This last point may seem controversial, but considering the facts, needs mentioning. There is no need for an “assault” style rifle, either semi or automatic. A hunting rifle and an instrument of war are diametrically opposite. It’s not that hard figuring out the difference between the two. If there’s any confusion, just look at the shootings in Sandy Hook, San Bernardino, Pulse Night Club, Las Vegas and Florida as examples. Wal-Mart and Dicks Sporting Goods have no problem understanding. Weapons like the AR-15 are typically purchased not to check tyranny or add to some antique gun collection–most often, they are used for target practice – a toy, in other words.
The question therefore, is not whether America is willing to sacrifice their freedom for safety, it’s what are we specifically exchanging? The tradeoff has to equalize.

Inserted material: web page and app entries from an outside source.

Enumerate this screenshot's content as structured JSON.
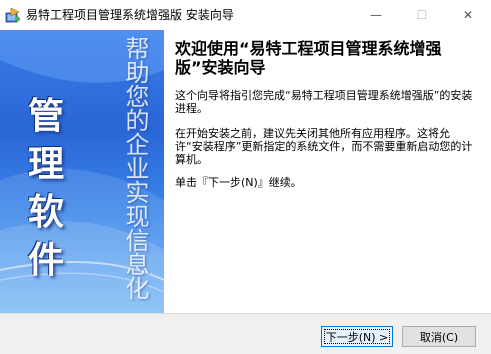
{
  "window": {
    "title": "易特工程项目管理系统增强版 安装向导",
    "minimize_glyph": "—",
    "maximize_glyph": "☐",
    "close_glyph": "✕",
    "app_icon": "installer-app-icon"
  },
  "banner": {
    "vertical_title": "管理软件",
    "tagline": "帮助您的企业实现信息化"
  },
  "content": {
    "heading": "欢迎使用“易特工程项目管理系统增强版”安装向导",
    "paragraph1": "这个向导将指引您完成“易特工程项目管理系统增强版”的安装进程。",
    "paragraph2": "在开始安装之前，建议先关闭其他所有应用程序。这将允许“安装程序”更新指定的系统文件，而不需要重新启动您的计算机。",
    "paragraph3": "单击『下一步(N)』继续。"
  },
  "buttons": {
    "next_label": "下一步(N) >",
    "cancel_label": "取消(C)"
  },
  "colors": {
    "banner_top": "#3a7ce8",
    "banner_bottom": "#6cb3f3",
    "default_button_border": "#0078d7"
  }
}
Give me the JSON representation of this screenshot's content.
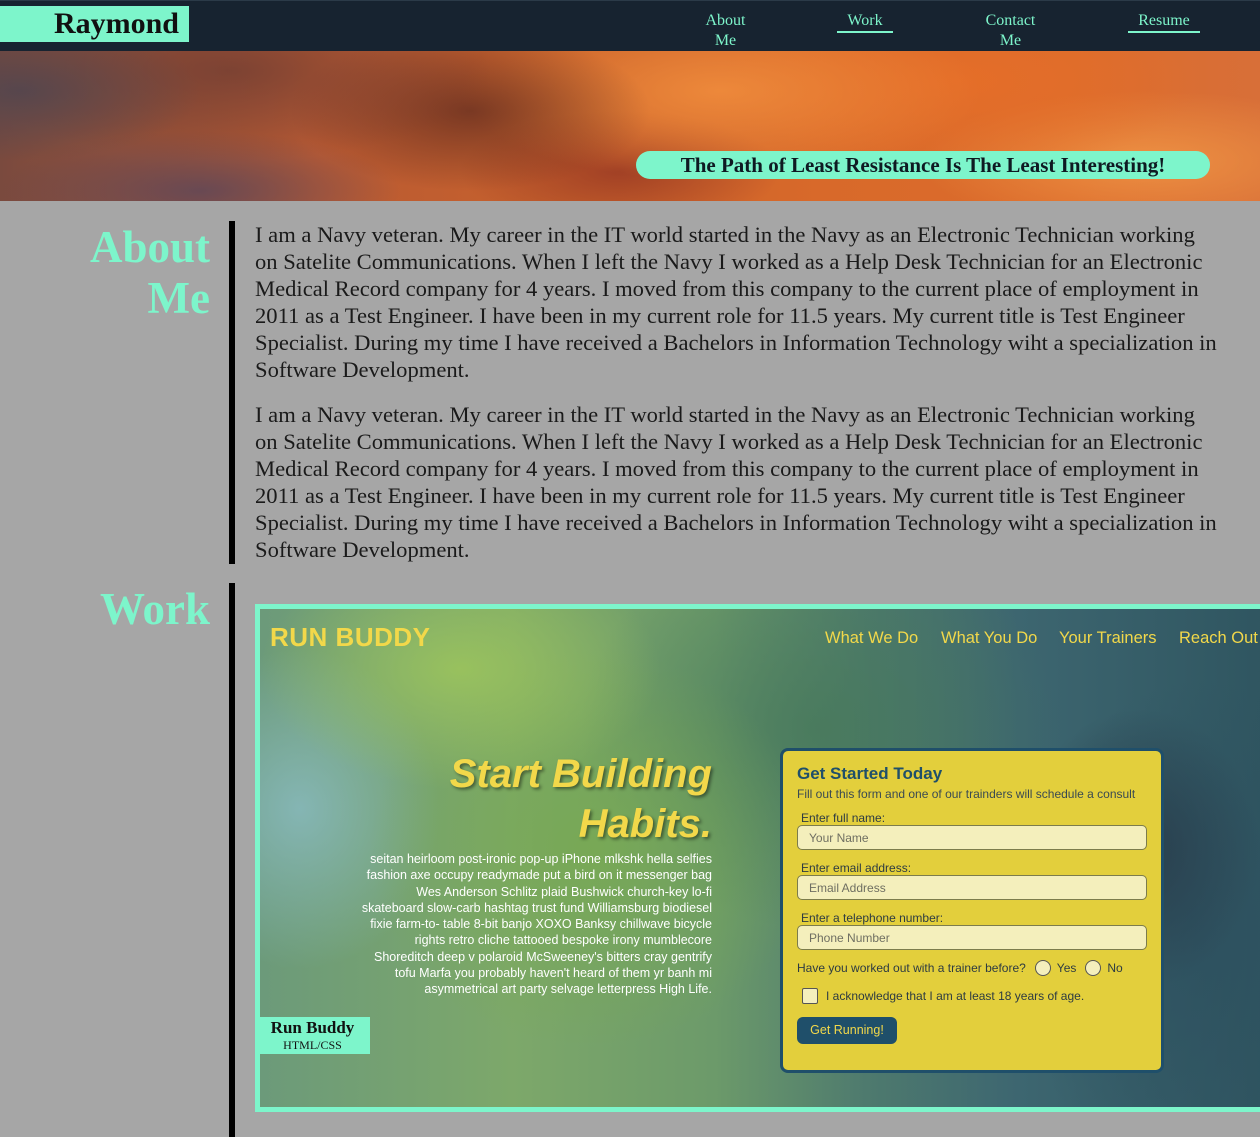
{
  "header": {
    "brand": "Raymond",
    "nav": [
      {
        "label": "About Me"
      },
      {
        "label": "Work"
      },
      {
        "label": "Contact Me"
      },
      {
        "label": "Resume"
      }
    ]
  },
  "hero": {
    "tagline": "The Path of Least Resistance Is The Least Interesting!"
  },
  "about": {
    "title_line1": "About",
    "title_line2": "Me",
    "paragraphs": [
      "I am a Navy veteran. My career in the IT world started in the Navy as an Electronic Technician working on Satelite Communications. When I left the Navy I worked as a Help Desk Technician for an Electronic Medical Record company for 4 years. I moved from this company to the current place of employment in 2011 as a Test Engineer. I have been in my current role for 11.5 years. My current title is Test Engineer Specialist. During my time I have received a Bachelors in Information Technology wiht a specialization in Software Development.",
      "I am a Navy veteran. My career in the IT world started in the Navy as an Electronic Technician working on Satelite Communications. When I left the Navy I worked as a Help Desk Technician for an Electronic Medical Record company for 4 years. I moved from this company to the current place of employment in 2011 as a Test Engineer. I have been in my current role for 11.5 years. My current title is Test Engineer Specialist. During my time I have received a Bachelors in Information Technology wiht a specialization in Software Development."
    ]
  },
  "work": {
    "title": "Work",
    "projects": [
      {
        "name": "Run Buddy",
        "tech": "HTML/CSS",
        "preview": {
          "logo": "RUN BUDDY",
          "nav": [
            "What We Do",
            "What You Do",
            "Your Trainers",
            "Reach Out"
          ],
          "hero_title_line1": "Start Building",
          "hero_title_line2": "Habits.",
          "hero_body": "seitan heirloom post-ironic pop-up iPhone mlkshk hella selfies fashion axe occupy readymade put a bird on it messenger bag Wes Anderson Schlitz plaid Bushwick church-key lo-fi skateboard slow-carb hashtag trust fund Williamsburg biodiesel fixie farm-to- table 8-bit banjo XOXO Banksy chillwave bicycle rights retro cliche tattooed bespoke irony mumblecore Shoreditch deep v polaroid McSweeney's bitters cray gentrify tofu Marfa you probably haven't heard of them yr banh mi asymmetrical art party selvage letterpress High Life.",
          "form": {
            "title": "Get Started Today",
            "subtitle": "Fill out this form and one of our trainders will schedule a consult",
            "name_label": "Enter full name:",
            "name_placeholder": "Your Name",
            "email_label": "Enter email address:",
            "email_placeholder": "Email Address",
            "phone_label": "Enter a telephone number:",
            "phone_placeholder": "Phone Number",
            "trainer_question": "Have you worked out with a trainer before?",
            "yes_label": "Yes",
            "no_label": "No",
            "ack_label": "I acknowledge that I am at least 18 years of age.",
            "submit_label": "Get Running!"
          }
        }
      }
    ]
  },
  "colors": {
    "accent": "#7df5cb",
    "header_bg": "#172330",
    "page_bg": "#a6a6a6",
    "runbuddy_yellow": "#f2d84a",
    "runbuddy_blue": "#1f4f6a"
  }
}
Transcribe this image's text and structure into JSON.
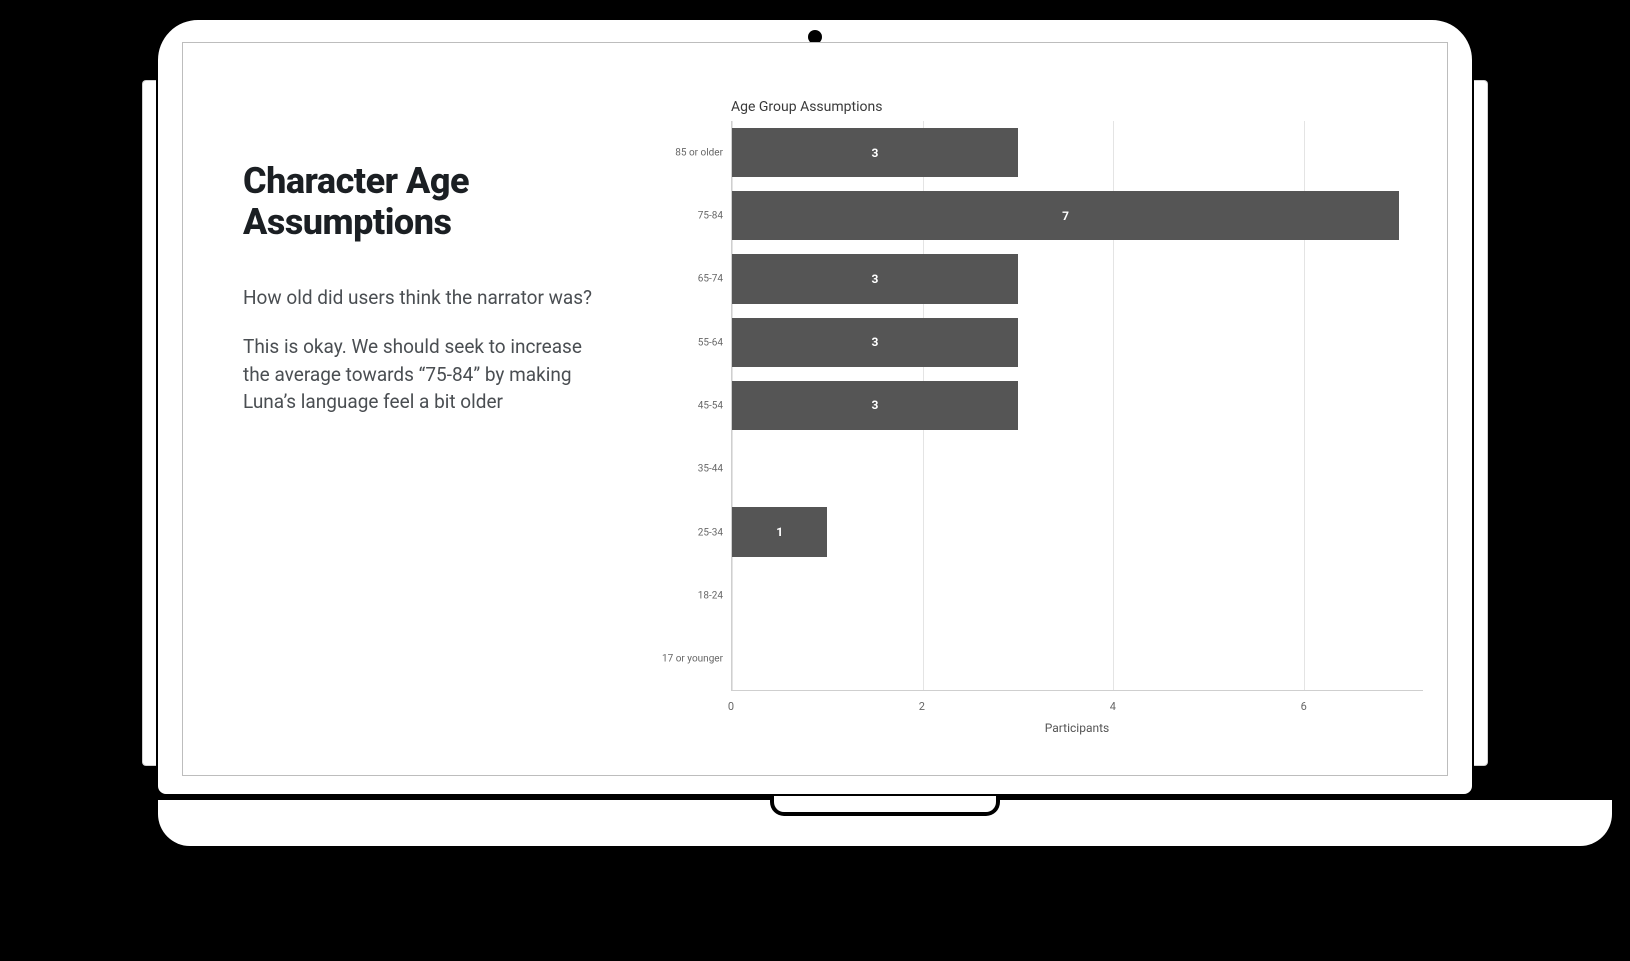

Otherwise, we could forfeit a good portion of our rights with only perpetual safety in return. Our way of approaching hasn’t worked this far, so why not try something new and start with our schools?
Much of what you say is sufficiently moderate that it doesn’t evoke my usual ire. But enough of what you say makes me suspect you believe too much leftist propaganda. For example, most people I know are firearms owners and many are licensed to carry. In my long life, I’ve known hundreds but none who “stockpile these weapons” for a couple of reasons. First they’re not weapons. They’re shotguns, chiefly for birds. They’re plinkers like the AR-15, chiefly for target practice. They’re .30-06 deer rifles. And of course, most acquired a few antiques over the years, e.g., a 1911 .45, a compact 9 mm, a civil war pistol, a WW II Mauser or M-1 and on and on. And secondly, this is not stockpiling.
The conversation is avoided because leftists have hammered conservatives with their absurd arguments for so long, there’s little that hasn’t already been said. Frankly, the conversation is ineffective and boring. What’s never discussed is a plan to marshal superior force and strike down the enemy at the gate. My daughters were protected by armed security because their high schools used off-duty policemen. And of course, their colleges had the compulsory campus cops. Now their respective work places employ armed security. Public schools are the only place where national policy strongly discourages armed security. Tearing down that barrier to safety may be the only good that comes from the Parkland shooting.
I’m thinking one as intelligent as you might learn a lot by visiting a range and firing a half dozen or more sidearms and long guns. Get to know the people on the other side. And if you still oppose self defense with superior force, you’ve lost nothing but a few hours and a handful of dollars.